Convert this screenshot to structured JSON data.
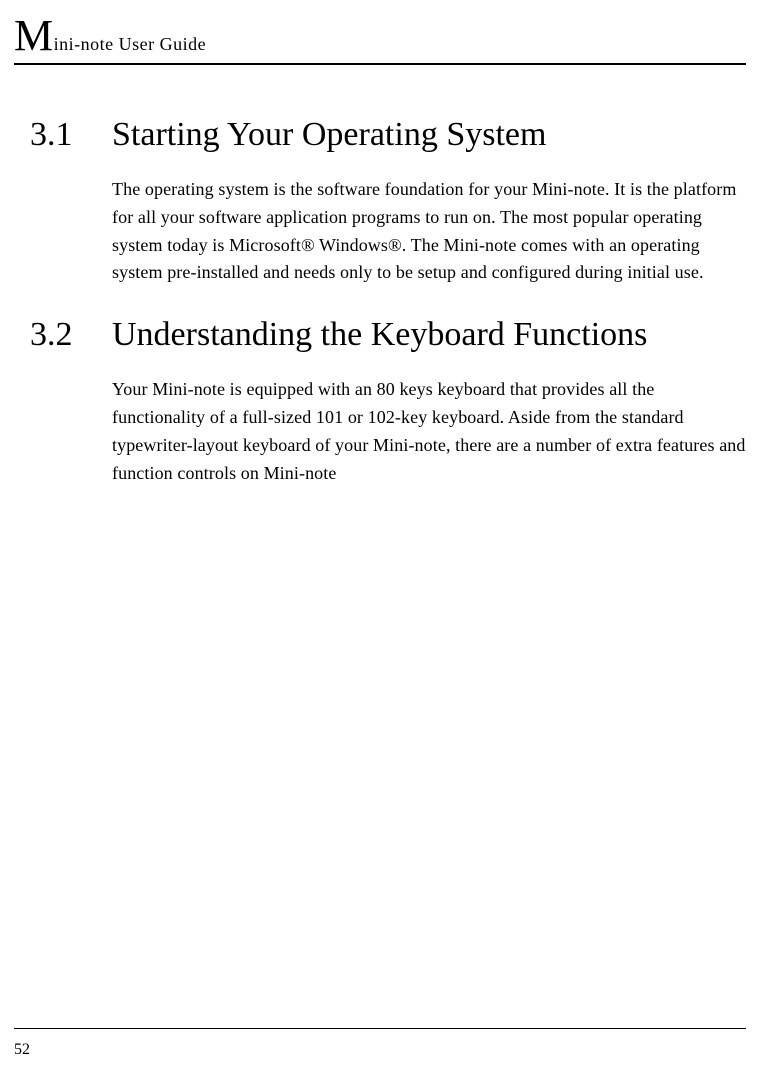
{
  "header": {
    "title_first_char": "M",
    "title_rest": "ini-note User Guide"
  },
  "sections": [
    {
      "number": "3.1",
      "title": "Starting Your Operating System",
      "body": "The operating system is the software foundation for your Mini-note. It is the platform for all your software application programs to run on.  The most popular operating system today is Microsoft® Windows®. The Mini-note comes with an operating system pre-installed and needs only to be setup and configured during initial use."
    },
    {
      "number": "3.2",
      "title": "Understanding the Keyboard Functions",
      "body": "Your Mini-note is equipped with an 80 keys keyboard that provides all the functionality of a full-sized 101 or 102-key keyboard. Aside from the standard typewriter-layout keyboard of your Mini-note, there are a number of extra features and function controls on Mini-note"
    }
  ],
  "page_number": "52"
}
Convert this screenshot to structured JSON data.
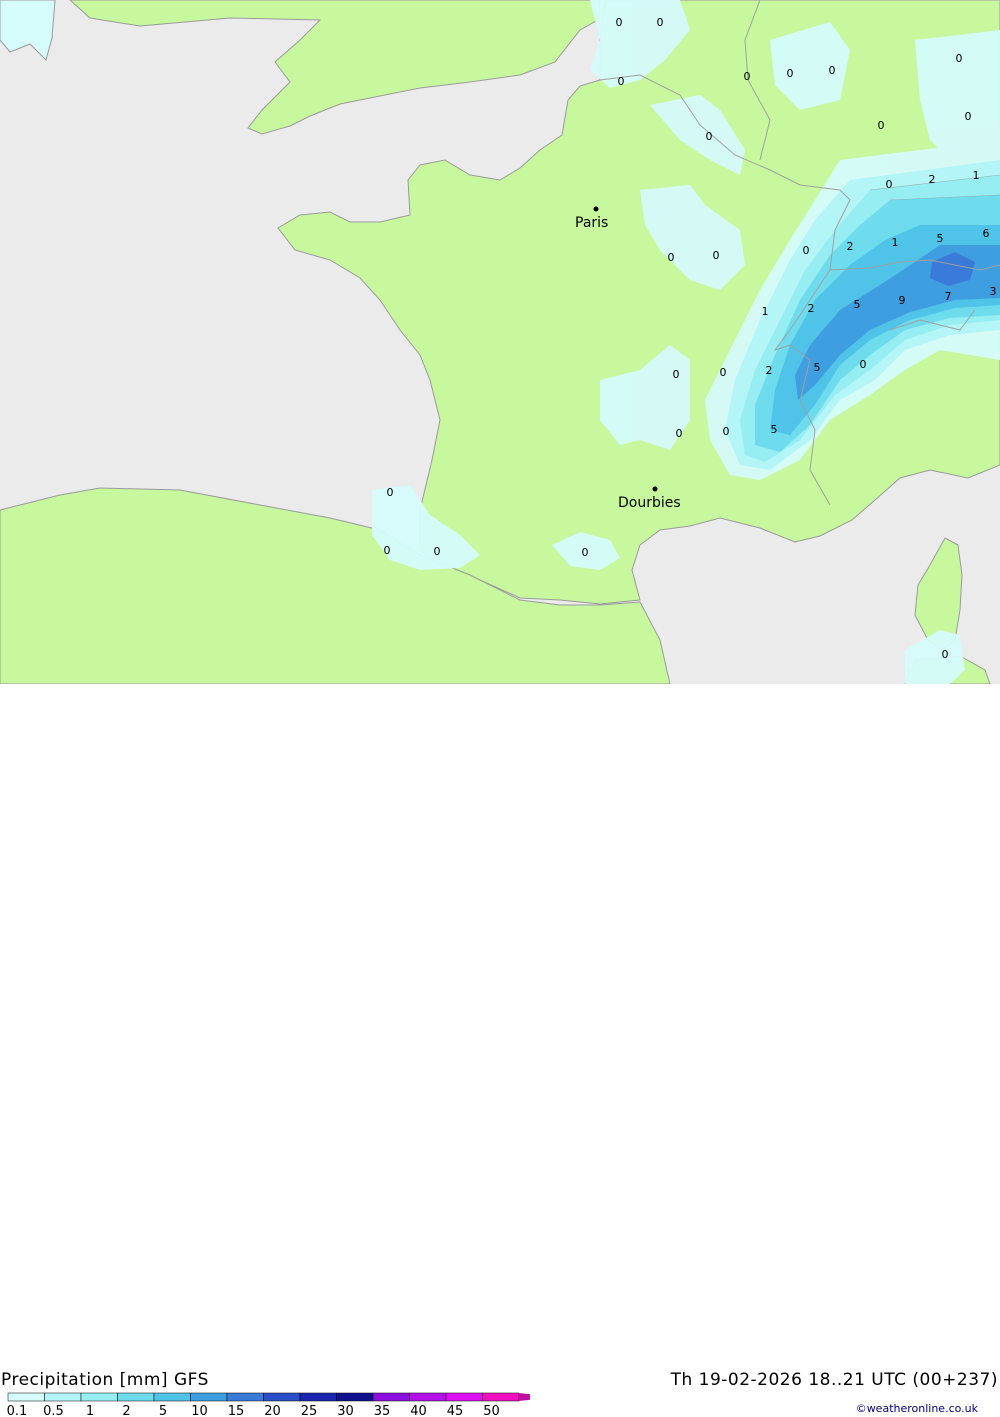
{
  "map": {
    "colors": {
      "sea": "#ebebeb",
      "land": "#c8f89e",
      "border": "#a0a0a0",
      "coast": "#9a9a9a"
    },
    "cities": [
      {
        "name": "Paris"
      },
      {
        "name": "Dourbies"
      }
    ],
    "values": [
      "0",
      "0",
      "0",
      "0",
      "0",
      "0",
      "0",
      "0",
      "0",
      "0",
      "0",
      "2",
      "1",
      "0",
      "2",
      "1",
      "5",
      "6",
      "7",
      "3",
      "1",
      "2",
      "5",
      "9",
      "0",
      "0",
      "2",
      "5",
      "0",
      "0",
      "0",
      "0",
      "5",
      "0",
      "0",
      "0",
      "0",
      "0",
      "0",
      "0",
      "0",
      "0"
    ]
  },
  "title": {
    "left": "Precipitation [mm] GFS",
    "right": "Th 19-02-2026 18..21 UTC (00+237)"
  },
  "credit": "©weatheronline.co.uk",
  "legend": {
    "ticks": [
      "0.1",
      "0.5",
      "1",
      "2",
      "5",
      "10",
      "15",
      "20",
      "25",
      "30",
      "35",
      "40",
      "45",
      "50"
    ],
    "colors": [
      "#d6fbfb",
      "#b4f5f7",
      "#96eef2",
      "#6fdcee",
      "#4fc4e8",
      "#3f9ee0",
      "#3a7ad8",
      "#2a4fc8",
      "#1c25b0",
      "#10108e",
      "#8b10e0",
      "#b410e8",
      "#dc10f0",
      "#f010c0",
      "#c010a0"
    ]
  }
}
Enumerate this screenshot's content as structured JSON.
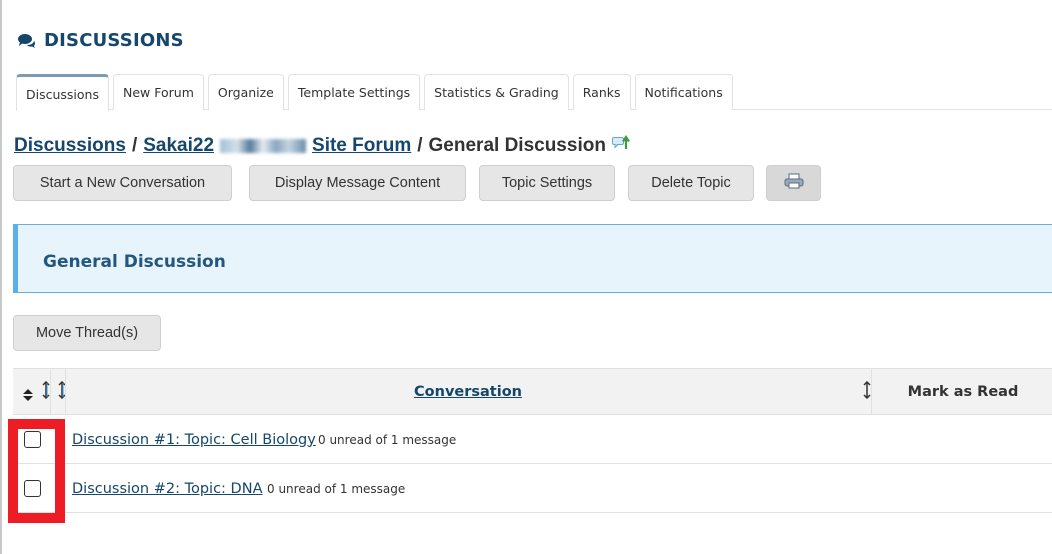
{
  "tool": {
    "title": "DISCUSSIONS",
    "icon": "comments-icon"
  },
  "tabs": [
    {
      "label": "Discussions",
      "active": true
    },
    {
      "label": "New Forum",
      "active": false
    },
    {
      "label": "Organize",
      "active": false
    },
    {
      "label": "Template Settings",
      "active": false
    },
    {
      "label": "Statistics & Grading",
      "active": false
    },
    {
      "label": "Ranks",
      "active": false
    },
    {
      "label": "Notifications",
      "active": false
    }
  ],
  "breadcrumb": {
    "root": "Discussions",
    "forum_prefix": "Sakai22",
    "forum_suffix": "Site Forum",
    "current": "General Discussion",
    "separator": "/",
    "subscribe_icon": "subscribe-icon"
  },
  "toolbar": {
    "start_conversation": "Start a New Conversation",
    "display_content": "Display Message Content",
    "topic_settings": "Topic Settings",
    "delete_topic": "Delete Topic",
    "print_icon": "print-icon"
  },
  "panel": {
    "title": "General Discussion"
  },
  "move_threads": "Move Thread(s)",
  "table": {
    "headers": {
      "conversation": "Conversation",
      "mark_as_read": "Mark as Read"
    },
    "rows": [
      {
        "title": "Discussion #1: Topic: Cell Biology ",
        "meta": "0 unread of 1 message",
        "checked": false
      },
      {
        "title": "Discussion #2: Topic: DNA",
        "meta": "0 unread of 1 message",
        "checked": false
      }
    ]
  },
  "colors": {
    "brand": "#15466b",
    "panel_bg": "#e8f4fc",
    "panel_border": "#5bb1e5",
    "highlight": "#ee1c25"
  }
}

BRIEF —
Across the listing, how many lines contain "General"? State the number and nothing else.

EXERCISE RESPONSE —
2